China’s new low-sulphur fuel oil (LSFO) futures contract surged in its debut on Monday, rising as much as 13% on the Shanghai International Energy Exchange.
The January contract was last up 10.5% at 2,617 yuan ($369.82) per tonne, versus a listing price of 2,368 yuan per tonne.
The launch of the contract with sulphur content lower than 0.5% comes after an International Maritime Organization (IMO) ruling which bans ships from using high sulphur content fuel oil this year unless equipped with exhaust scrubbers.
The contract could help boost China’s ambition to build a regional bunkering hub in its eastern Zhoushan port to vie for the multi-billion dollar ship fuel market dominated by Singapore.
Prices for the LSFO contract jumped in its debut trade as the market felt its listing price, set by the Shanghai exchange, was undervalued and came below Zhoushan’s spot prices and Singapore’s 0.5% marine fuel prices, said Jin Xiao, chief analyst for energy and petrochemicals at Orient Futures research unit.
“Considering that the long-term curve of Singapore’s low-sulphur is in a contango structure, we think it is more reasonable for LSFO prices to have a premium to Zhoushan spot prices,” he said. Contango is a situation where the futures price of a commodity is higher than the spot price.
Open to international investors, the LSFO contract is China’s fifth internationalized one following the opening up of crude oil, TSR 20 rubber, iron ore and purified terephthalic acid futures to foreign participants.

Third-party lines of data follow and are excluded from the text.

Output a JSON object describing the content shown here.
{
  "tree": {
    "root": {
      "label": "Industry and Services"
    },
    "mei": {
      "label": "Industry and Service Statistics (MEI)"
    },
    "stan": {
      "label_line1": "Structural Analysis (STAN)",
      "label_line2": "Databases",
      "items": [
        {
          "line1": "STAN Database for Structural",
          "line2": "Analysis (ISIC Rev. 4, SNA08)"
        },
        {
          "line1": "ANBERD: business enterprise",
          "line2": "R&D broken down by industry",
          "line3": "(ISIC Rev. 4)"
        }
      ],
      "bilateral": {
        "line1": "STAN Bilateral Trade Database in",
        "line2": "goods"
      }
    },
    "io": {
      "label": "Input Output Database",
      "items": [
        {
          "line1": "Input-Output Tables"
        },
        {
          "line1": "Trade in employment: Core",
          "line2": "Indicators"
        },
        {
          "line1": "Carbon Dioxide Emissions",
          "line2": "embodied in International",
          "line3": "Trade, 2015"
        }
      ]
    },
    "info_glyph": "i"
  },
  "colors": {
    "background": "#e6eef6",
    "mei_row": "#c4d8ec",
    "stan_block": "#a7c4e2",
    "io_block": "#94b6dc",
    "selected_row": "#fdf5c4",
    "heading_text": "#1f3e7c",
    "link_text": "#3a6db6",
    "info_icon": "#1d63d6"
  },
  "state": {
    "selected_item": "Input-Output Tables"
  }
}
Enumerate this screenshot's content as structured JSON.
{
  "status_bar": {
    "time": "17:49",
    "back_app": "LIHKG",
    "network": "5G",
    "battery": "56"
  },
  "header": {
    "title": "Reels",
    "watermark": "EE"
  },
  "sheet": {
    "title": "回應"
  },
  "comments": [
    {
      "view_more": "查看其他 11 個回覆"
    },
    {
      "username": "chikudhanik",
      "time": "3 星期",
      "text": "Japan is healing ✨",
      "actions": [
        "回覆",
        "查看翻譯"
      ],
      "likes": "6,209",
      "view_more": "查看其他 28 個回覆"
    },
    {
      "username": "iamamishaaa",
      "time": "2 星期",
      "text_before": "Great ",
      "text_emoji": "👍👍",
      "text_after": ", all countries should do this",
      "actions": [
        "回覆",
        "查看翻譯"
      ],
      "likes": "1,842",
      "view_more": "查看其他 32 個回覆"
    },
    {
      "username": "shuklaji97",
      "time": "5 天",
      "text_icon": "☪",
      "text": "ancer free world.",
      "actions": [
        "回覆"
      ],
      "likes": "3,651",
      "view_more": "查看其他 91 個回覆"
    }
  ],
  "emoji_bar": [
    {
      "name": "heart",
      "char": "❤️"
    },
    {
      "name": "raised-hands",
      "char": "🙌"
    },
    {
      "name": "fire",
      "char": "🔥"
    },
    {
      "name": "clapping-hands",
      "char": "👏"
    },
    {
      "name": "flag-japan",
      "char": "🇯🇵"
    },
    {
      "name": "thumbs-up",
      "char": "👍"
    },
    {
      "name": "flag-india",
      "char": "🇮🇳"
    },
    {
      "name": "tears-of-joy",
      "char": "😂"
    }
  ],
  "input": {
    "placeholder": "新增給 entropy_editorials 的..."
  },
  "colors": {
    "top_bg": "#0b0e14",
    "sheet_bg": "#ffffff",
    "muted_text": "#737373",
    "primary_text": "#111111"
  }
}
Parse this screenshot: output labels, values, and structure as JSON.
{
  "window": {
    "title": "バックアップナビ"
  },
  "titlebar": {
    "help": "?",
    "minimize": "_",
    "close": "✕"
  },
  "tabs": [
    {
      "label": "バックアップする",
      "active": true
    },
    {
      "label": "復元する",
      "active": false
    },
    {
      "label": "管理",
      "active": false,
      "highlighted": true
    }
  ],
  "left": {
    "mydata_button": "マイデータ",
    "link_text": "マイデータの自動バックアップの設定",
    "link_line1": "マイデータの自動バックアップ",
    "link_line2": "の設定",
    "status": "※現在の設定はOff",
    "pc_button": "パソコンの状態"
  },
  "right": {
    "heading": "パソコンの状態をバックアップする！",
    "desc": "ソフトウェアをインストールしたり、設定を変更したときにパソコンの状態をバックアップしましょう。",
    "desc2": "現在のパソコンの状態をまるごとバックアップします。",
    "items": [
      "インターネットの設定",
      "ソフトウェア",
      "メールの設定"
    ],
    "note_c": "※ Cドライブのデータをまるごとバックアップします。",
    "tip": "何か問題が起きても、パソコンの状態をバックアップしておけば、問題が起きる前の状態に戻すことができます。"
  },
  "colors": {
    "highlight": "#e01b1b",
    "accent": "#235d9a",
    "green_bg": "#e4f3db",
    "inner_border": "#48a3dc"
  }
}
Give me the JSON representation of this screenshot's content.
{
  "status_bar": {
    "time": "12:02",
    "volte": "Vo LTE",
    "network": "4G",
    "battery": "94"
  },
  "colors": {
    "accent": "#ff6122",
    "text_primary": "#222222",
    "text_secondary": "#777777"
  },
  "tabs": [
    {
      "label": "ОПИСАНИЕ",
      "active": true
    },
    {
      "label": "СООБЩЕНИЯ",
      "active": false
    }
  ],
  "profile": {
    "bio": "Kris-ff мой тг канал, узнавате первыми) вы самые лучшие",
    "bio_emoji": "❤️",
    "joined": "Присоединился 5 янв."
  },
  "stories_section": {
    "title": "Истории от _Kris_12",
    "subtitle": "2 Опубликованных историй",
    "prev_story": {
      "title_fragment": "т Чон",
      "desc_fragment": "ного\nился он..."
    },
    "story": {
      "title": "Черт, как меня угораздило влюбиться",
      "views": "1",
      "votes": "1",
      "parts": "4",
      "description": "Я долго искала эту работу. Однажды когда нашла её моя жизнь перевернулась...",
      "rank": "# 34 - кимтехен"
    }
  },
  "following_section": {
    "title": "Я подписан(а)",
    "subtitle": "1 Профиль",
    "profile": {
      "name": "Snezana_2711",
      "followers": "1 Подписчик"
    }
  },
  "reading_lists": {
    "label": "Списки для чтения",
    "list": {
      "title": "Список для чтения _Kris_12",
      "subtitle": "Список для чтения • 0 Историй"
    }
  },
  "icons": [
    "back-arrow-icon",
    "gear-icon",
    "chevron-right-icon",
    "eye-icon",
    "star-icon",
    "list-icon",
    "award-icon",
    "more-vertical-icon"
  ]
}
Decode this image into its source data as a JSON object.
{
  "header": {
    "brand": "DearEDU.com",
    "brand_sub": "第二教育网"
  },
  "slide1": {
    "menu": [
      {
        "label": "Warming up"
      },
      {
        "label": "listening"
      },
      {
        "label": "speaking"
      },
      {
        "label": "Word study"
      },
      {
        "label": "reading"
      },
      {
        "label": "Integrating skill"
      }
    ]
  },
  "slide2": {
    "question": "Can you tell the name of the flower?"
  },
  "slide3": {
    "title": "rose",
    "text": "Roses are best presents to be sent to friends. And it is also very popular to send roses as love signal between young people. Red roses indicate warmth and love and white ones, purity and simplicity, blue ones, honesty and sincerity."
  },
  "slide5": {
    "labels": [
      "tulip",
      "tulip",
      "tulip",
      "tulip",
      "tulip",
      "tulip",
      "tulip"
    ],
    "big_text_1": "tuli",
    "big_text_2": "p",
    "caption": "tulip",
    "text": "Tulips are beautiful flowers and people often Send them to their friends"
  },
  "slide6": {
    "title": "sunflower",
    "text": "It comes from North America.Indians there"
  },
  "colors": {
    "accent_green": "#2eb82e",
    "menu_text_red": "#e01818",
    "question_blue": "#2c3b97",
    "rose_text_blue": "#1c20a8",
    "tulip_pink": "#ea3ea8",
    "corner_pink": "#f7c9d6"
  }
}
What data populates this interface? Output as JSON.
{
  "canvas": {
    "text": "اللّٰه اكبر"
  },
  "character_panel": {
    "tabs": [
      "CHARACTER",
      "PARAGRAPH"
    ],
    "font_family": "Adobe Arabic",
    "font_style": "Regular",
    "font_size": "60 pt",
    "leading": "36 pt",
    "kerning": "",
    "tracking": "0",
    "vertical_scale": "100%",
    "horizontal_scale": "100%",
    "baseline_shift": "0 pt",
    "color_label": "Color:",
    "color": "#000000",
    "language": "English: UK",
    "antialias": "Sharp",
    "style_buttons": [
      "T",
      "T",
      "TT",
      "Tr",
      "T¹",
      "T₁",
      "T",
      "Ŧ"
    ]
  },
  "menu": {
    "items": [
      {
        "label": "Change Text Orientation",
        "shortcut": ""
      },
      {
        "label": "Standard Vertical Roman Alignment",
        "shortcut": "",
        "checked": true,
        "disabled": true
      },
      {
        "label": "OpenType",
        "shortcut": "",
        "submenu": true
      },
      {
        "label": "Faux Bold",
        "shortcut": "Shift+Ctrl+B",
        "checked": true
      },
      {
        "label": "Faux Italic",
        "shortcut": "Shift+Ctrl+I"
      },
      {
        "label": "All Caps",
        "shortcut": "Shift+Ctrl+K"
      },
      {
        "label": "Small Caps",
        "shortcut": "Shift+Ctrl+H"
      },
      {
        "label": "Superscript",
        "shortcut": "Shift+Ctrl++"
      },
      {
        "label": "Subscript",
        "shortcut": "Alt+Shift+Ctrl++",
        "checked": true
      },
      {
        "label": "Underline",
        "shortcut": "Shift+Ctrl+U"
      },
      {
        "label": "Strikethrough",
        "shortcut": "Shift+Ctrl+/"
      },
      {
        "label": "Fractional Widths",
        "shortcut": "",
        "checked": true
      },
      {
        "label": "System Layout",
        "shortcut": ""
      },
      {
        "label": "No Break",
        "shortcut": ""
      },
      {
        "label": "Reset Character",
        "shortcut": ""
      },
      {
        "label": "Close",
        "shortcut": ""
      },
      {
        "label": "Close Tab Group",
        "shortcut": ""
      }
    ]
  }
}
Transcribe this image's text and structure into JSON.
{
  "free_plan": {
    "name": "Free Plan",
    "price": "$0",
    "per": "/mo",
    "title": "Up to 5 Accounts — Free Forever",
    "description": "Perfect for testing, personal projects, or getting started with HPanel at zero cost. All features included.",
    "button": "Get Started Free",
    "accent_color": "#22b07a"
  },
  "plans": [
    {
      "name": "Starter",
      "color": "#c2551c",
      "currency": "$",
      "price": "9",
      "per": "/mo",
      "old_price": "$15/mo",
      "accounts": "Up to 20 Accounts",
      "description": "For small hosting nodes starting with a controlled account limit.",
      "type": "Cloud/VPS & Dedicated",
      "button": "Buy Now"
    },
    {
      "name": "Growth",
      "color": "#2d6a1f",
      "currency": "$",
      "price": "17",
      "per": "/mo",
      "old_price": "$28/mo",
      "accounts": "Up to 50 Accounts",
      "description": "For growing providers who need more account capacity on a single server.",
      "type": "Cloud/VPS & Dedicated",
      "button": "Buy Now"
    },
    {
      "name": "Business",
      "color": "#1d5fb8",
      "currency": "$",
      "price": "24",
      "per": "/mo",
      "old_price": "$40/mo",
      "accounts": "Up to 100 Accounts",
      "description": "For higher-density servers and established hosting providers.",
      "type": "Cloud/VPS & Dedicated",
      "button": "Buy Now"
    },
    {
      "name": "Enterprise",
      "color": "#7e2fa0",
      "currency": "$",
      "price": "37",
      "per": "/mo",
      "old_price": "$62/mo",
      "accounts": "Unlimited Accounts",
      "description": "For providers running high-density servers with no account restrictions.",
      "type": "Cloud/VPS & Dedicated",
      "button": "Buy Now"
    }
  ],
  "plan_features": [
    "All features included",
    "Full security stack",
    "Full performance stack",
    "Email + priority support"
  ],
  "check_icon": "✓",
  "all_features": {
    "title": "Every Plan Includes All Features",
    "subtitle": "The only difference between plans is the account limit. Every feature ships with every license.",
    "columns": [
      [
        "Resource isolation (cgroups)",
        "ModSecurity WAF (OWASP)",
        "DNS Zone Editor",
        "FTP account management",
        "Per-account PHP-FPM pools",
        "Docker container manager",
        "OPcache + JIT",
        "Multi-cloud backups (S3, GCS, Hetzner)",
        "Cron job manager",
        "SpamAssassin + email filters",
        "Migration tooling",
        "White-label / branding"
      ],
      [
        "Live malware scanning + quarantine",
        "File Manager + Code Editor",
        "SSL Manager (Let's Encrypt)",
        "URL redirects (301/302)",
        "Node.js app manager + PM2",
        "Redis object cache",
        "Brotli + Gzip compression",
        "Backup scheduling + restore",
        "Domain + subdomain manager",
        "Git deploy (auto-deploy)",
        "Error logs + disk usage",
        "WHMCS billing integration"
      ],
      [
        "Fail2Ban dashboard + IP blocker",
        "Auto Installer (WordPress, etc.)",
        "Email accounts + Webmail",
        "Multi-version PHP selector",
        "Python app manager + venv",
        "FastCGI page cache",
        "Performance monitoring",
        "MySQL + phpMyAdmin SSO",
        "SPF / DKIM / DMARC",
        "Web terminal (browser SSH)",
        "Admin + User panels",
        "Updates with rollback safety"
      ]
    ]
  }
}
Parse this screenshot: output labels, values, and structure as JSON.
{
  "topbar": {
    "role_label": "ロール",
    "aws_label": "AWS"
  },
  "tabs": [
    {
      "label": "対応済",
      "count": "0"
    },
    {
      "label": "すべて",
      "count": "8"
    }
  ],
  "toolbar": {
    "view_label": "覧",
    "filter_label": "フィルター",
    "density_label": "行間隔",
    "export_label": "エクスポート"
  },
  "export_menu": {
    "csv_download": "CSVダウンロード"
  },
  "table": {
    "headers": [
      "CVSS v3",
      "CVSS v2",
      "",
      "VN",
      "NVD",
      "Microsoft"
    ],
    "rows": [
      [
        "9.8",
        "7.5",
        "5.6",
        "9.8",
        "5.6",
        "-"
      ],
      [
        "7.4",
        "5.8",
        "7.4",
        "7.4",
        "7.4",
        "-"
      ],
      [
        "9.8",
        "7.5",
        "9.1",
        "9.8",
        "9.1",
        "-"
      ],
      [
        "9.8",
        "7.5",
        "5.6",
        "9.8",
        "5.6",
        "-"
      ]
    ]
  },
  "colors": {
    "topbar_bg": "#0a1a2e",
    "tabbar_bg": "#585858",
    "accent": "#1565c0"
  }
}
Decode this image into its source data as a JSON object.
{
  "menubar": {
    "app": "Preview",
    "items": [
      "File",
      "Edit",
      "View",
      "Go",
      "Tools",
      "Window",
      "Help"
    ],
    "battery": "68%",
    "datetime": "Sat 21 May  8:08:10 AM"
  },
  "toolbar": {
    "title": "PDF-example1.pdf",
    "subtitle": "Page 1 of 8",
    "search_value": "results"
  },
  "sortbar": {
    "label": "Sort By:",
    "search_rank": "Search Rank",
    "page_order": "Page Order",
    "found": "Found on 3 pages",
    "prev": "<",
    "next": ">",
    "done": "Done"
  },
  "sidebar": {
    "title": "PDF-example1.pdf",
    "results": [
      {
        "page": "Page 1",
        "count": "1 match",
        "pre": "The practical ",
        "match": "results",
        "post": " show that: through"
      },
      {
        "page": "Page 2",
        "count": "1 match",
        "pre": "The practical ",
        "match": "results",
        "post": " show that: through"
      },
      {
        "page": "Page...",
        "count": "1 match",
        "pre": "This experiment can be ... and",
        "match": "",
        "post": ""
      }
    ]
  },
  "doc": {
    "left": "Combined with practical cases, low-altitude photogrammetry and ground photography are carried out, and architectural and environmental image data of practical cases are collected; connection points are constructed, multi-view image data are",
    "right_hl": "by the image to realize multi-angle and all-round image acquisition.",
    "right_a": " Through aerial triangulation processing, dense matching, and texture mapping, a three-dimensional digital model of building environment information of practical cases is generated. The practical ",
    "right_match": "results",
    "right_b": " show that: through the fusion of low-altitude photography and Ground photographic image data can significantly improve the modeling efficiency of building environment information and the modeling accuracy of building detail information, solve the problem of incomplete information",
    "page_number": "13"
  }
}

“LSFO prices will see limited declines mainly due to the fact that the most serious impacts of the coronavirus epidemic on the economy has ended, demand will gradually recover,” Jin added.
Source: Reuters (Reporting by Muyu Xu in Beijing and Emily Chow in Shanghai; Editing by Tom Hogue and Amy Caren Daniel)